Healthcare facilities are about as complex a building type as you can get, making a career in the healthcare planning and design field far from a cakewalk. And market conditions are only complicating matters. Hospitals and health systems are responding to the financial realities of reform (and remaining unknowns tied to the Affordable Care Act), implementing measures to support population health, and trying to figure out what to do with an aging building stock—each priority shaping expectations for new building projects and, more importantly, the project team members delivering them.

Healthcare A/E/C firms are responding to the new climate that’s been created, one where shorter schedules are the norm, collaboration is key, and expertise is a must. Healthcare Design asked healthcare design leaders to shed light on the business side of the industry today—specifically, what challenges are top of mind, from talent acquisition to streamlining project delivery to answering evolving client expectations.

In this special report, we profile not just those challenges identified, but the drivers behind them and the solutions being implemented. Here, Chuck Siconolfi, medical master planner, principal at Perkins+Will discusses his firm’s efforts to tackle client expectations for availability and responsiveness.
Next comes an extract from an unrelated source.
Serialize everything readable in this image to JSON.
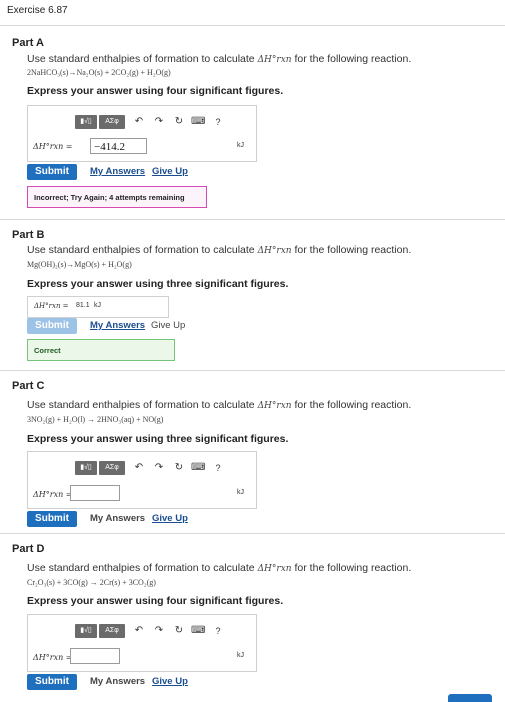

Name: Chuck Siconolfi
Title: Medical Master Planner, Principal
Firm: Perkins+Will (New York)
Number of employees: 2,284
Healthcare revenue in 2016: $90.1 million
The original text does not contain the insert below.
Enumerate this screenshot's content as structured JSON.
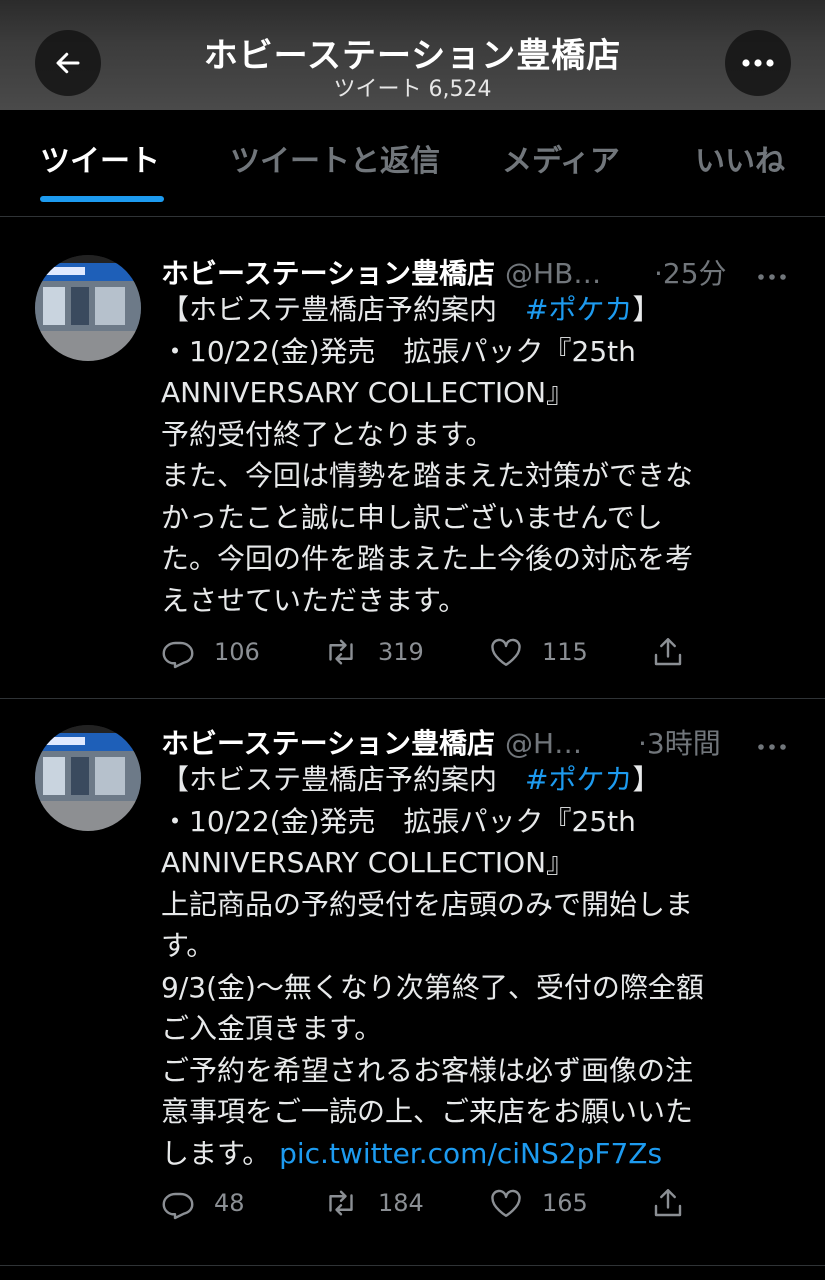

Business challenge: Supporting clients in uncertain times
Funding structures for the provision of healthcare services are changing, yet no one can say how or what the ultimate impact will be. As the need to control cost persists, healthcare systems face unprecedented challenges in planning how to serve their communities. For healthcare design firms, this translates into the challenge of how to best serve clients. In some cases, new or renovated facilities will be the answer; for others, new service models. The solution must be determined by the assessment of a health facility’s physical infrastructure.

Recent attempts to change the way healthcare services are funded have left many questioning what the future holds. But it’s important to look at what’s to come: New technologies will deliver new treatments, the population will continue to age, and the demand for services will be strong. Hospitals and healthcare networks will need to develop new, advanced strategies to meet those needs and provide quality care, and make facility and real estate decisions that support those strategies. The design community must support them with these efforts.
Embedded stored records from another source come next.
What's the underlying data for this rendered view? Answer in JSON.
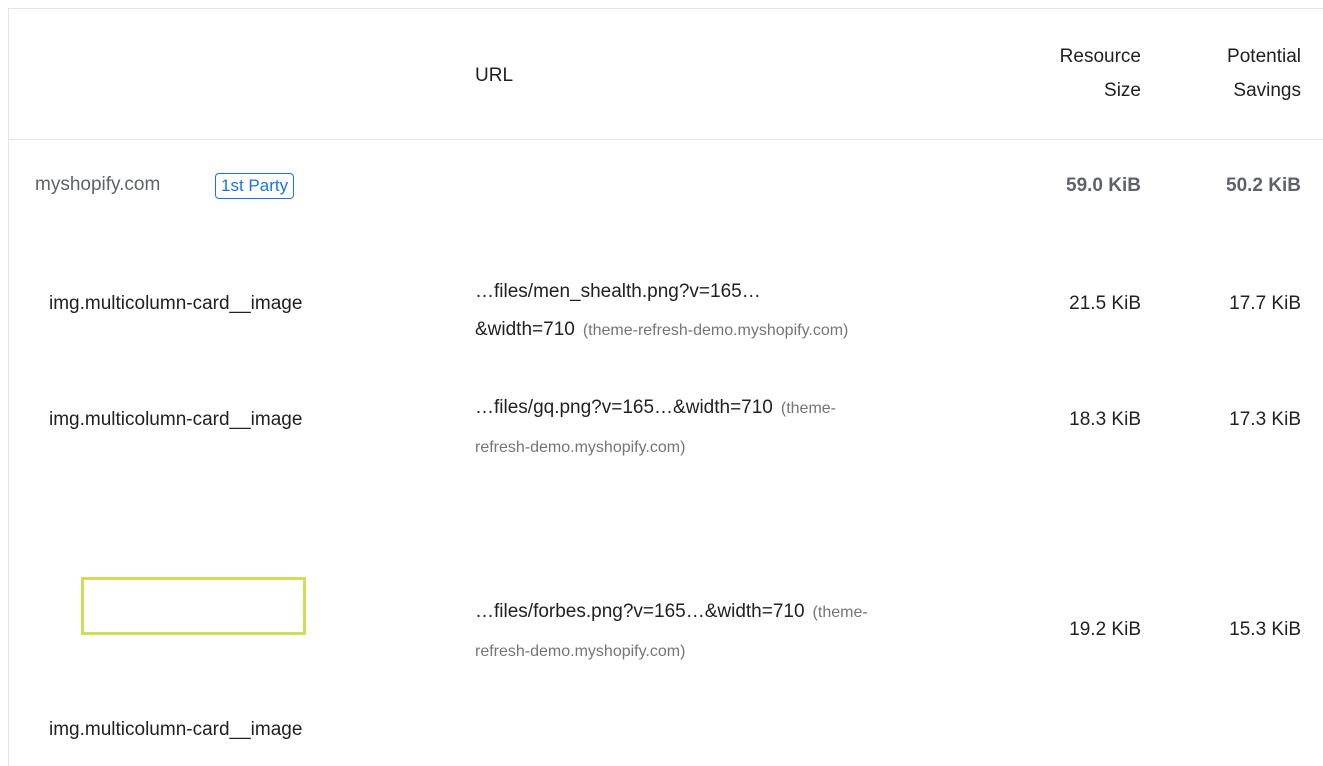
{
  "columns": {
    "url": "URL",
    "resource_size": [
      "Resource",
      "Size"
    ],
    "potential_savings": [
      "Potential",
      "Savings"
    ]
  },
  "group": {
    "name": "myshopify.com",
    "badge": "1st Party",
    "resource_size": "59.0 KiB",
    "potential_savings": "50.2 KiB"
  },
  "rows": [
    {
      "node": "img.multicolumn-card__image",
      "url_line1": "…files/men_shealth.png?v=165…",
      "url_line2": "&width=710",
      "host": "(theme-refresh-demo.myshopify.com)",
      "resource_size": "21.5 KiB",
      "potential_savings": "17.7 KiB"
    },
    {
      "node": "img.multicolumn-card__image",
      "url_line1": "…files/gq.png?v=165…&width=710",
      "host_part1": "(theme-",
      "host_part2": "refresh-demo.myshopify.com)",
      "resource_size": "18.3 KiB",
      "potential_savings": "17.3 KiB"
    },
    {
      "node": "img.multicolumn-card__image",
      "url_line1": "…files/forbes.png?v=165…&width=710",
      "host_part1": "(theme-",
      "host_part2": "refresh-demo.myshopify.com)",
      "resource_size": "19.2 KiB",
      "potential_savings": "15.3 KiB"
    }
  ],
  "colors": {
    "accent": "#1a73e8",
    "thumbnail_border": "#d2dc55",
    "muted_text": "#5f6368",
    "divider": "#e6e6e6"
  }
}
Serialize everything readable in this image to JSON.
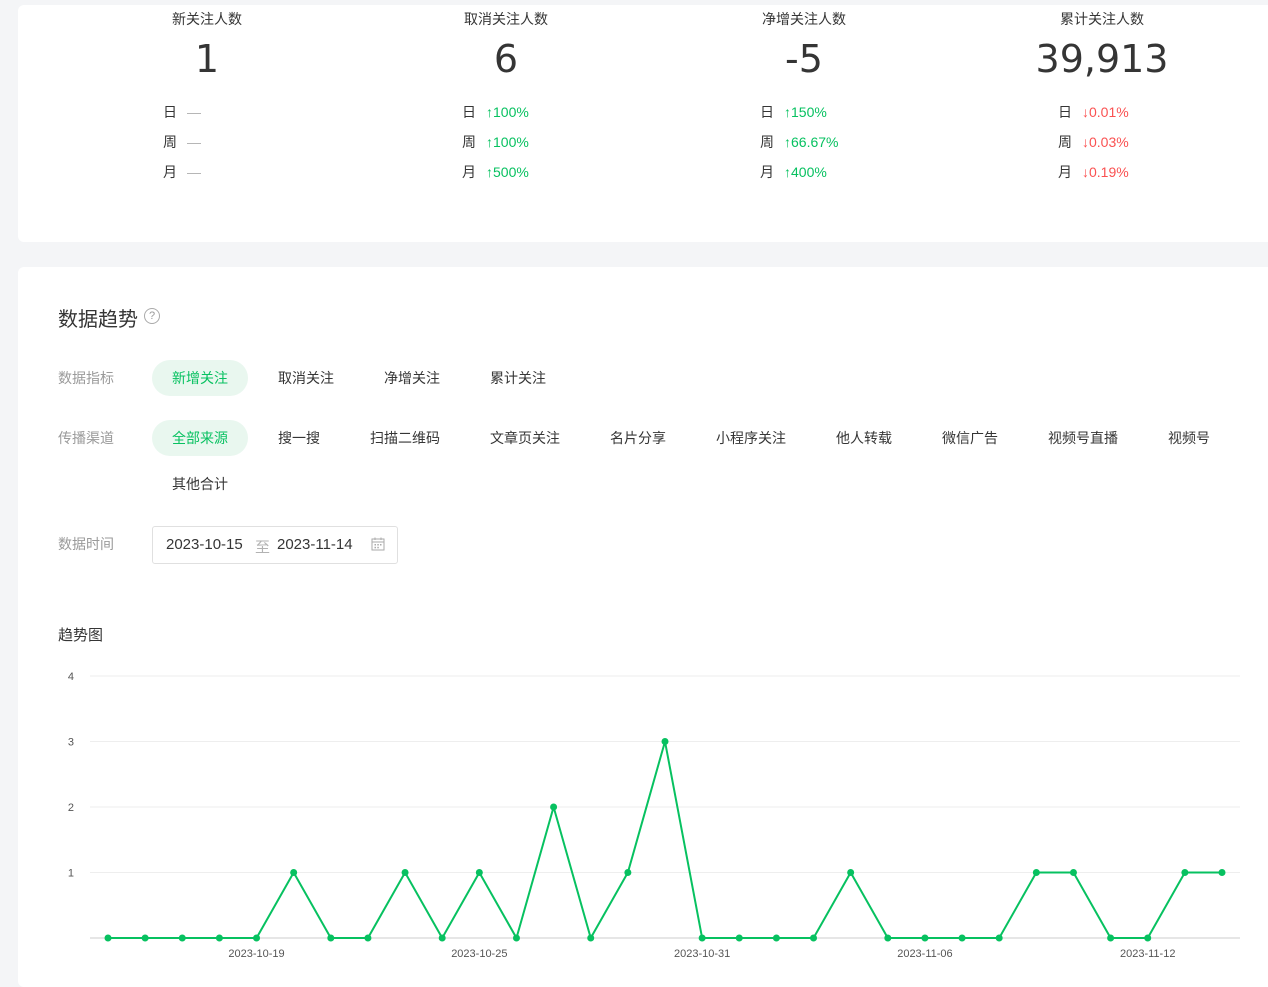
{
  "summary": {
    "cards": [
      {
        "title": "新关注人数",
        "value": "1",
        "rows": [
          {
            "label": "日",
            "arrow": "",
            "text": "—",
            "trend": "none"
          },
          {
            "label": "周",
            "arrow": "",
            "text": "—",
            "trend": "none"
          },
          {
            "label": "月",
            "arrow": "",
            "text": "—",
            "trend": "none"
          }
        ]
      },
      {
        "title": "取消关注人数",
        "value": "6",
        "rows": [
          {
            "label": "日",
            "arrow": "↑",
            "text": "100%",
            "trend": "up"
          },
          {
            "label": "周",
            "arrow": "↑",
            "text": "100%",
            "trend": "up"
          },
          {
            "label": "月",
            "arrow": "↑",
            "text": "500%",
            "trend": "up"
          }
        ]
      },
      {
        "title": "净增关注人数",
        "value": "-5",
        "rows": [
          {
            "label": "日",
            "arrow": "↑",
            "text": "150%",
            "trend": "up"
          },
          {
            "label": "周",
            "arrow": "↑",
            "text": "66.67%",
            "trend": "up"
          },
          {
            "label": "月",
            "arrow": "↑",
            "text": "400%",
            "trend": "up"
          }
        ]
      },
      {
        "title": "累计关注人数",
        "value": "39,913",
        "rows": [
          {
            "label": "日",
            "arrow": "↓",
            "text": "0.01%",
            "trend": "down"
          },
          {
            "label": "周",
            "arrow": "↓",
            "text": "0.03%",
            "trend": "down"
          },
          {
            "label": "月",
            "arrow": "↓",
            "text": "0.19%",
            "trend": "down"
          }
        ]
      }
    ]
  },
  "trend": {
    "title": "数据趋势",
    "help_icon": "question-circle-icon",
    "metric_label": "数据指标",
    "metrics": [
      "新增关注",
      "取消关注",
      "净增关注",
      "累计关注"
    ],
    "metric_selected": 0,
    "channel_label": "传播渠道",
    "channels": [
      "全部来源",
      "搜一搜",
      "扫描二维码",
      "文章页关注",
      "名片分享",
      "小程序关注",
      "他人转载",
      "微信广告",
      "视频号直播",
      "视频号",
      "其他合计"
    ],
    "channel_selected": 0,
    "date_label": "数据时间",
    "date_start": "2023-10-15",
    "date_sep": "至",
    "date_end": "2023-11-14",
    "calendar_icon": "calendar-icon",
    "chart_title": "趋势图"
  },
  "colors": {
    "accent": "#07c160",
    "down": "#fa5151",
    "neutral": "#b2b2b2"
  },
  "chart_data": {
    "type": "line",
    "title": "趋势图",
    "x": [
      "2023-10-15",
      "2023-10-16",
      "2023-10-17",
      "2023-10-18",
      "2023-10-19",
      "2023-10-20",
      "2023-10-21",
      "2023-10-22",
      "2023-10-23",
      "2023-10-24",
      "2023-10-25",
      "2023-10-26",
      "2023-10-27",
      "2023-10-28",
      "2023-10-29",
      "2023-10-30",
      "2023-10-31",
      "2023-11-01",
      "2023-11-02",
      "2023-11-03",
      "2023-11-04",
      "2023-11-05",
      "2023-11-06",
      "2023-11-07",
      "2023-11-08",
      "2023-11-09",
      "2023-11-10",
      "2023-11-11",
      "2023-11-12",
      "2023-11-13",
      "2023-11-14"
    ],
    "values": [
      0,
      0,
      0,
      0,
      0,
      1,
      0,
      0,
      1,
      0,
      1,
      0,
      2,
      0,
      1,
      3,
      0,
      0,
      0,
      0,
      1,
      0,
      0,
      0,
      0,
      1,
      1,
      0,
      0,
      1,
      1
    ],
    "xticks": [
      "2023-10-19",
      "2023-10-25",
      "2023-10-31",
      "2023-11-06",
      "2023-11-12"
    ],
    "yticks": [
      1,
      2,
      3,
      4
    ],
    "ylim": [
      0,
      4
    ],
    "grid": true,
    "color": "#07c160"
  }
}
What’s behind it
We are, in a sense, in a good position to reinvent the future of healthcare. Science is progressing every day and delivering more effective treatments than ever before. This is due to advanced technologies that are providing new ways to interact with and discover treatment patterns buried in all the data that patients generate during the receipt of care. Additionally, population health strategies (or value-based strategies) have the potential to realign incentives toward disease prevention. These trends are complementary and will help to control providers’ costs.

In the short term, there’s concern that a large percentage of those who gained insurance coverage through the Affordable Care Act —especially in states that accepted the Medicaid expansion—will lose that coverage as the federal government curtails or withdraws health insurance subsidies.  When coverage is lost, neither illness nor wellness are managed. People present at emergency departments with chronic episodes of what would otherwise be manageable conditions, and they present in a much worse state. This uncompensated care delivered by providers is associated with an increase in costs to hospitals, taxpayers, and those with insurance.

Conditions like these make it difficult for healthcare providers to move forward and plan new healthcare facilities. The immediate challenges for healthcare providers are to understand new and emerging healthcare models, the incentives that are created or eliminated, and the programs that must be supported.

The solution
Consider the intersection of healthcare and payment models. In markets with a high percentage of revenue in fee-for-service models, inpatient days per 100,000 people equates to about 120 days. In markets with a high percentage of value-based healthcare arrangements, the number of inpatient days for the same population equates to about 60 days.

As designers and planners, we must be prepared to understand the effects of these changes on our clients, to assist in the quantification of those impacts, to evaluate the suitability of the physical assets of a health network, and to develop new design solutions. In this, we can offer solutions to our provider clients that respond to the changes in their business and healthcare models. A new building may not always be the answer, but a combination of health strategy assessment, facilities assessment, and future scenario testing can provide our clients with the best match between their goals and the tools they use to deliver them.

To quantify the effects of these changes, utilization studies of key service modalities and demand studies can be conducted. The latter often requires close cooperation between the design team and strategic planners. A facilities assessment process can inform the client and the design team about the extent to which current facilities support their evolving mission and needs.

Considerations today include the need for more ambulatory care services with greater interventional capabilities and virtual connectivity to be located closer to the communities they serve. Additionally, inpatient environments will continue to require replacement because existing facilities don’t provide single patient rooms and high degrees of safety and efficiency. Facilities will also be needed to house staff who manage remotely monitored patients, and these spaces may also evolve to support the staff who supervises and renders in-home care.

Words of wisdom
Designers and strategic planners working in concert with healthcare providers can answer the reductive forces of wellness, improved healthcare models, technology, and value-based compensation. This is contingent upon the growth of insured individuals, the overall population, and the aging population. They can also match that balance to the physical structures in which a health system operates.